Apart from the pictures, every line below needs to be reproduced verbatim.

**** DATA EXTRACTS

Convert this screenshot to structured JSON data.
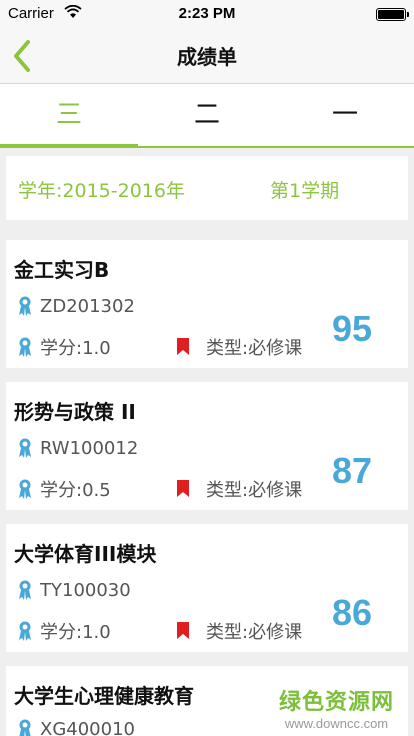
{
  "status_bar": {
    "carrier": "Carrier",
    "time": "2:23 PM"
  },
  "nav": {
    "title": "成绩单"
  },
  "tabs": [
    {
      "label": "三",
      "active": true
    },
    {
      "label": "二",
      "active": false
    },
    {
      "label": "一",
      "active": false
    }
  ],
  "term": {
    "year": "学年:2015-2016年",
    "semester": "第1学期"
  },
  "courses": [
    {
      "name": "金工实习B",
      "code": "ZD201302",
      "credit": "学分:1.0",
      "type": "类型:必修课",
      "score": "95"
    },
    {
      "name": "形势与政策 II",
      "code": "RW100012",
      "credit": "学分:0.5",
      "type": "类型:必修课",
      "score": "87"
    },
    {
      "name": "大学体育III模块",
      "code": "TY100030",
      "credit": "学分:1.0",
      "type": "类型:必修课",
      "score": "86"
    },
    {
      "name": "大学生心理健康教育",
      "code": "XG400010"
    }
  ],
  "watermark": {
    "text": "绿色资源网",
    "url": "www.downcc.com"
  },
  "colors": {
    "accent": "#8cc63f",
    "score": "#4aa8d8",
    "icon": "#4aa8d8",
    "bookmark": "#e02020"
  },
  "icons": {
    "back": "chevron-left-icon",
    "award": "award-ribbon-icon",
    "type": "bookmark-icon"
  }
}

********

◆ RESPONSE
Convert this screenshot to structured JSON data.
{
  "status_bar": {
    "carrier": "Carrier",
    "time": "2:23 PM"
  },
  "nav": {
    "title": "成绩单"
  },
  "tabs": [
    {
      "label": "三",
      "active": true
    },
    {
      "label": "二",
      "active": false
    },
    {
      "label": "一",
      "active": false
    }
  ],
  "term": {
    "year": "学年:2015-2016年",
    "semester": "第1学期"
  },
  "courses": [
    {
      "name": "金工实习B",
      "code": "ZD201302",
      "credit": "学分:1.0",
      "type": "类型:必修课",
      "score": "95"
    },
    {
      "name": "形势与政策 II",
      "code": "RW100012",
      "credit": "学分:0.5",
      "type": "类型:必修课",
      "score": "87"
    },
    {
      "name": "大学体育III模块",
      "code": "TY100030",
      "credit": "学分:1.0",
      "type": "类型:必修课",
      "score": "86"
    },
    {
      "name": "大学生心理健康教育",
      "code": "XG400010"
    }
  ],
  "watermark": {
    "text": "绿色资源网",
    "url": "www.downcc.com"
  },
  "colors": {
    "accent": "#8cc63f",
    "score": "#4aa8d8",
    "icon": "#4aa8d8",
    "bookmark": "#e02020"
  },
  "icons": {
    "back": "chevron-left-icon",
    "award": "award-ribbon-icon",
    "type": "bookmark-icon"
  }
}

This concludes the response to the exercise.